When searching for jobs, most applicants research the company and what the benefits and perks are of working for that company. They are lured by rooftop Yoga, SoulCycle Wednesdays, beer on draft at the office, ping pong tables and virtual reality rooms. But COVID hit and most of the workers went virtual. For HR and People professionals, the way we attract candidates had to change in this pandemic world. How are companies pivoting with their benefits and perks packages?
Before COVID hit, the ability to WFH (work from home) or remote work was considered a perk by most organizations and their employees. Thus, a company with a WFH policy was more attractive to candidates versus a company that was 100% on-site. When COVID hit, WFH was no longer considered a perk and flexibility became expected by most employees. A recent Harvard Business School study of 1,500 remote workers reveal that only 18% of employees want to go back to the office full-time; 27% want to go permanently remote and 61% want a combination of both – primarily at their own discretion and on their terms.
Some companies have embraced the fully remote model and started incorporating new strategies and policies into their culture and into their Employee Handbooks. As companies switch to a fully remote or hybrid model, we are seeing a new trend of employee benefits and perks moving towards reimbursements for home office, internet and utilities usage, and food delivery allowances. One must not ignore, however, that this global pandemic brought about a mental health decline for most workers – with blurred boundaries between work and home – people ended up cutting commutes and working all the time. HR and People experts responded by looking into expanding employer-sponsored health insurance packages to include Telehealth, Employee Assistance Program (EAP), and/or virtual counseling and hosting wellness workshops. An increase in childcare support is also a valued benefit to employees and some companies offer stipends for babysitting. PSI-CRO, for example, introduced virtual wellness classes, virtual art and cooking classes as connection or team-building activities from companies such as Bluefire Leadership, and various contests to engage their employees while remote.
James Kinney, Global Diversity & North American People Chief at Ogilvy Advertising, talks of how it takes immense energy to always be “on” and feature day-in-day-out in our social media “people contest” way of life. Kinney challenges companies to intentionally set aside time to allow people to “get out of our heads”. He inspires his 10,000 worldwide colleagues with the idea of 2 hours a month doing something purely creative as a corporate sponsored self-care activity.
Danone Simpson from Montage Insurance Solutions has created a virtual health fair website allowing clients their own private page for their benefit programs, webinars, access to exercise, meditations and vendors offering a variety of services for employees. With Zoom burnout and employees feeling they are working in a silo, allowing employees to pace themselves and connect live to their peers with fun times together telling stories that help them bond is enabling a better culture. Quick Teambuilding activities for Busy Managers by Brian Cole Miller has become a favorite to further engage and build company culture. Partner with your broker to see if they offer wellness services such as sound baths, healthy doc talks, virtual yoga or any other free services for your employees.

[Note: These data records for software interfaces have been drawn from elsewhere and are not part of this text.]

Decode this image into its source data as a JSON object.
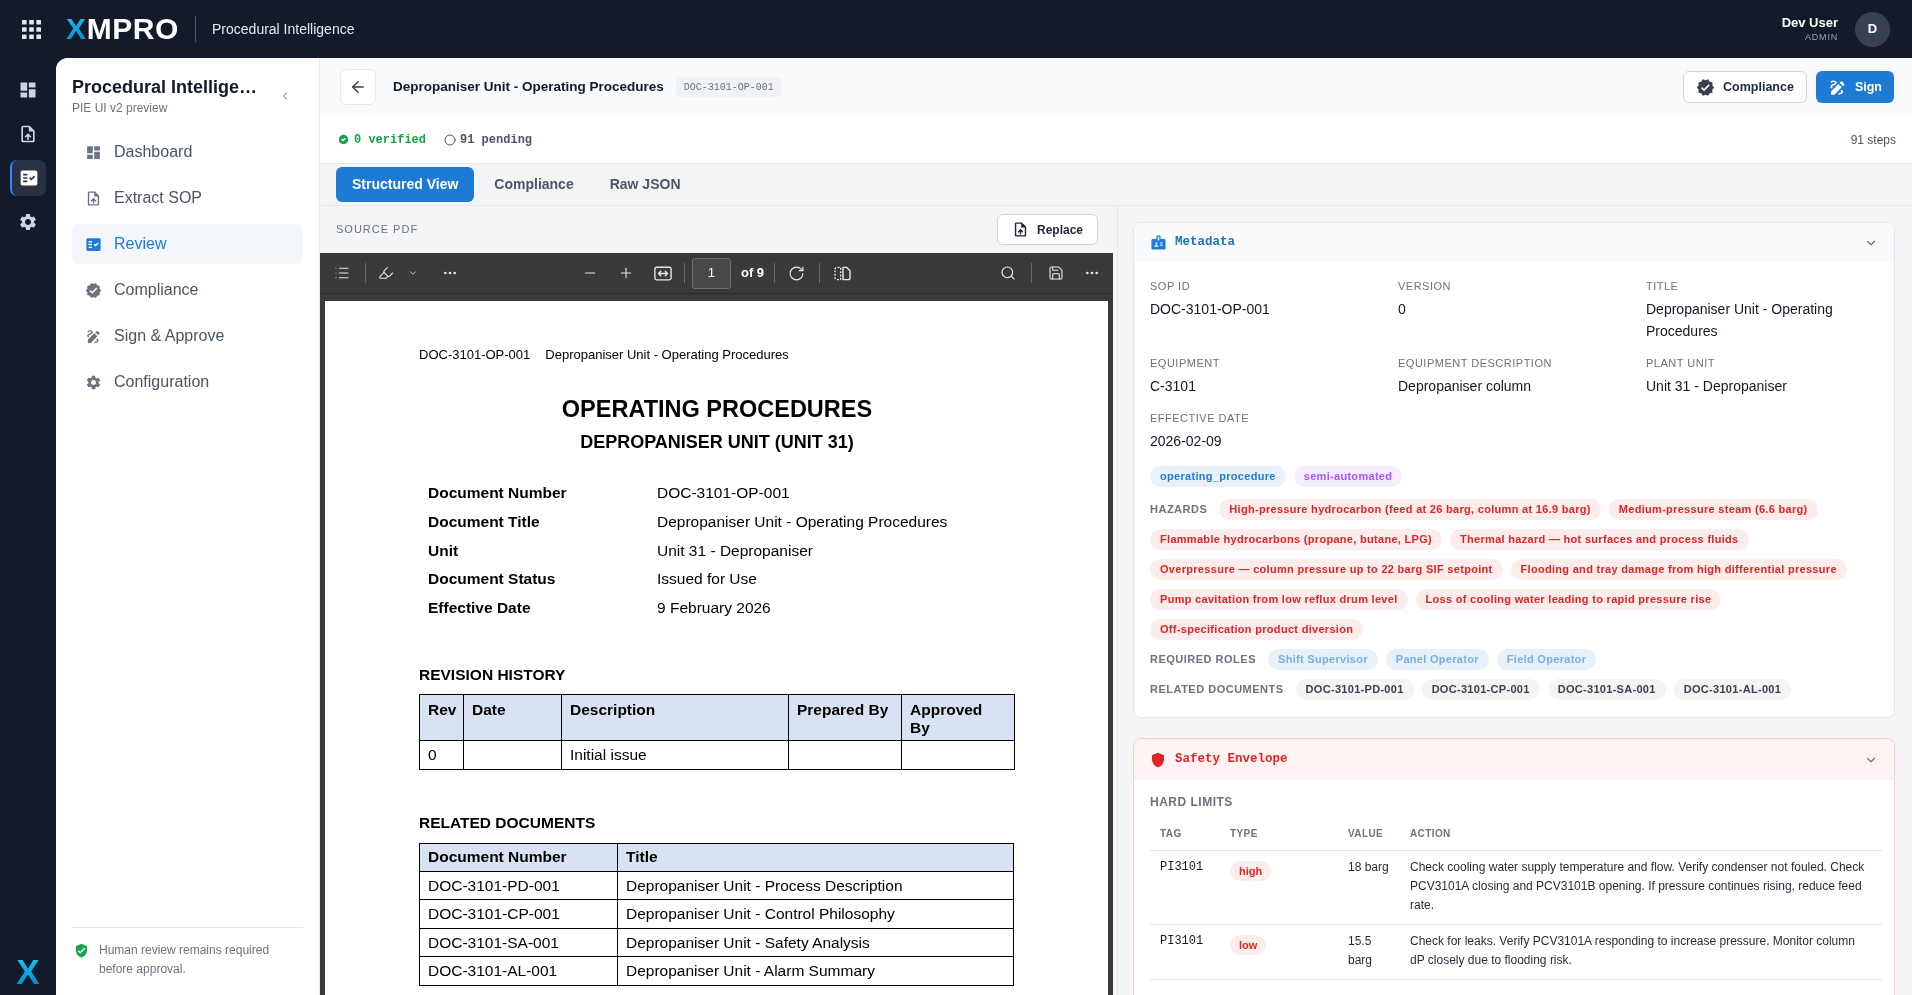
{
  "topbar": {
    "logo": "XMPRO",
    "app_name": "Procedural Intelligence",
    "user_name": "Dev User",
    "user_role": "ADMIN",
    "avatar_initial": "D"
  },
  "rail": {
    "items": [
      {
        "selected": false
      },
      {
        "selected": false
      },
      {
        "selected": true
      },
      {
        "selected": false
      }
    ],
    "logo_mark": "X"
  },
  "sidebar": {
    "title": "Procedural Intellige…",
    "subtitle": "PIE UI v2 preview",
    "items": [
      {
        "label": "Dashboard",
        "selected": false
      },
      {
        "label": "Extract SOP",
        "selected": false
      },
      {
        "label": "Review",
        "selected": true
      },
      {
        "label": "Compliance",
        "selected": false
      },
      {
        "label": "Sign & Approve",
        "selected": false
      },
      {
        "label": "Configuration",
        "selected": false
      }
    ],
    "footer_note": "Human review remains required before approval."
  },
  "header": {
    "title": "Depropaniser Unit - Operating Procedures",
    "doc_id": "DOC-3101-OP-001",
    "buttons": [
      {
        "label": "Compliance",
        "kind": "secondary"
      },
      {
        "label": "Sign",
        "kind": "primary"
      }
    ]
  },
  "status": {
    "verified": "0 verified",
    "pending": "91 pending",
    "steps": "91 steps"
  },
  "tabs": [
    {
      "label": "Structured View",
      "selected": true
    },
    {
      "label": "Compliance",
      "selected": false
    },
    {
      "label": "Raw JSON",
      "selected": false
    }
  ],
  "source_pdf": {
    "label": "SOURCE PDF",
    "replace_button": "Replace",
    "toolbar": {
      "page": "1",
      "page_count": "of 9"
    },
    "page": {
      "running_header": [
        "DOC-3101-OP-001",
        "Depropaniser Unit - Operating Procedures"
      ],
      "title": "OPERATING PROCEDURES",
      "subtitle": "DEPROPANISER UNIT (UNIT 31)",
      "fields": [
        {
          "label": "Document Number",
          "value": "DOC-3101-OP-001"
        },
        {
          "label": "Document Title",
          "value": "Depropaniser Unit - Operating Procedures"
        },
        {
          "label": "Unit",
          "value": "Unit 31 - Depropaniser"
        },
        {
          "label": "Document Status",
          "value": "Issued for Use"
        },
        {
          "label": "Effective Date",
          "value": "9 February 2026"
        }
      ],
      "revision_history": {
        "heading": "REVISION HISTORY",
        "columns": [
          "Rev",
          "Date",
          "Description",
          "Prepared By",
          "Approved By"
        ],
        "rows": [
          {
            "rev": "0",
            "description": "Initial issue"
          }
        ]
      },
      "related_documents": {
        "heading": "RELATED DOCUMENTS",
        "columns": [
          "Document Number",
          "Title"
        ],
        "rows": [
          [
            "DOC-3101-PD-001",
            "Depropaniser Unit - Process Description"
          ],
          [
            "DOC-3101-CP-001",
            "Depropaniser Unit - Control Philosophy"
          ],
          [
            "DOC-3101-SA-001",
            "Depropaniser Unit - Safety Analysis"
          ],
          [
            "DOC-3101-AL-001",
            "Depropaniser Unit - Alarm Summary"
          ]
        ]
      }
    }
  },
  "metadata": {
    "title": "Metadata",
    "fields": [
      {
        "label": "SOP ID",
        "value": "DOC-3101-OP-001"
      },
      {
        "label": "VERSION",
        "value": "0"
      },
      {
        "label": "TITLE",
        "value": "Depropaniser Unit - Operating Procedures"
      },
      {
        "label": "EQUIPMENT",
        "value": "C-3101"
      },
      {
        "label": "EQUIPMENT DESCRIPTION",
        "value": "Depropaniser column"
      },
      {
        "label": "PLANT UNIT",
        "value": "Unit 31 - Depropaniser"
      },
      {
        "label": "EFFECTIVE DATE",
        "value": "2026-02-09"
      }
    ],
    "tags": [
      {
        "label": "operating_procedure",
        "color": "#1e7bd4"
      },
      {
        "label": "semi-automated",
        "color": "#a855f7"
      }
    ],
    "hazards": {
      "label": "HAZARDS",
      "items": [
        "High-pressure hydrocarbon (feed at 26 barg, column at 16.9 barg)",
        "Medium-pressure steam (6.6 barg)",
        "Flammable hydrocarbons (propane, butane, LPG)",
        "Thermal hazard — hot surfaces and process fluids",
        "Overpressure — column pressure up to 22 barg SIF setpoint",
        "Flooding and tray damage from high differential pressure",
        "Pump cavitation from low reflux drum level",
        "Loss of cooling water leading to rapid pressure rise",
        "Off-specification product diversion"
      ]
    },
    "required_roles": {
      "label": "REQUIRED ROLES",
      "items": [
        "Shift Supervisor",
        "Panel Operator",
        "Field Operator"
      ]
    },
    "related_documents": {
      "label": "RELATED DOCUMENTS",
      "items": [
        "DOC-3101-PD-001",
        "DOC-3101-CP-001",
        "DOC-3101-SA-001",
        "DOC-3101-AL-001"
      ]
    }
  },
  "safety_envelope": {
    "title": "Safety Envelope",
    "section": "HARD LIMITS",
    "columns": [
      "TAG",
      "TYPE",
      "VALUE",
      "ACTION"
    ],
    "rows": [
      {
        "tag": "PI3101",
        "type": "high",
        "value": "18 barg",
        "action": "Check cooling water supply temperature and flow. Verify condenser not fouled. Check PCV3101A closing and PCV3101B opening. If pressure continues rising, reduce feed rate."
      },
      {
        "tag": "PI3101",
        "type": "low",
        "value": "15.5 barg",
        "action": "Check for leaks. Verify PCV3101A responding to increase pressure. Monitor column dP closely due to flooding risk."
      }
    ]
  }
}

Sarah Prince of United Agencies Insurance and host of Spotlight with Sarah notices that “as we emerge from this pandemic, employees are hungry for quality of life benefits”. Work life balance is desired more than ever and companies who understand the correspondence between an engaged employee and increased productivity are those winning by being more than happy to offer their employees these types of benefits. Whether it is food delivery every Friday at their staff’s homes or the ability to work from anywhere in the world like PwC announced earlier this month, the best companies are letting go of old paradigms and evolving their benefits and perks to offer those that embrace diversity and inclusion (flexibility) and improve their workers’ current standard of living!
According to Brian Lacher of Nielsen Benefits Group (NBG), the latest benefits extend beyond our employees and into expanded families. Brian explains that since the beginning of COVID-19, it’s no secret that the utilization of virtual healthcare has erupted to historic levels for people all across the US and the world. But what is lesser known to the public, is that there are virtual healthcare resources for employee’s fur-babies as well. Animal virtual healthcare providers like Airvet are a great resource to employers looking to enrich the employee benefit offering by giving their employees nearly instant access to veterinary support for animal medical needs. At NBG, says Lacher, we’ve witnessed virtual animal healthcare emerging as a lesser known resource that goes a long way with improving an employer’s benefit offering.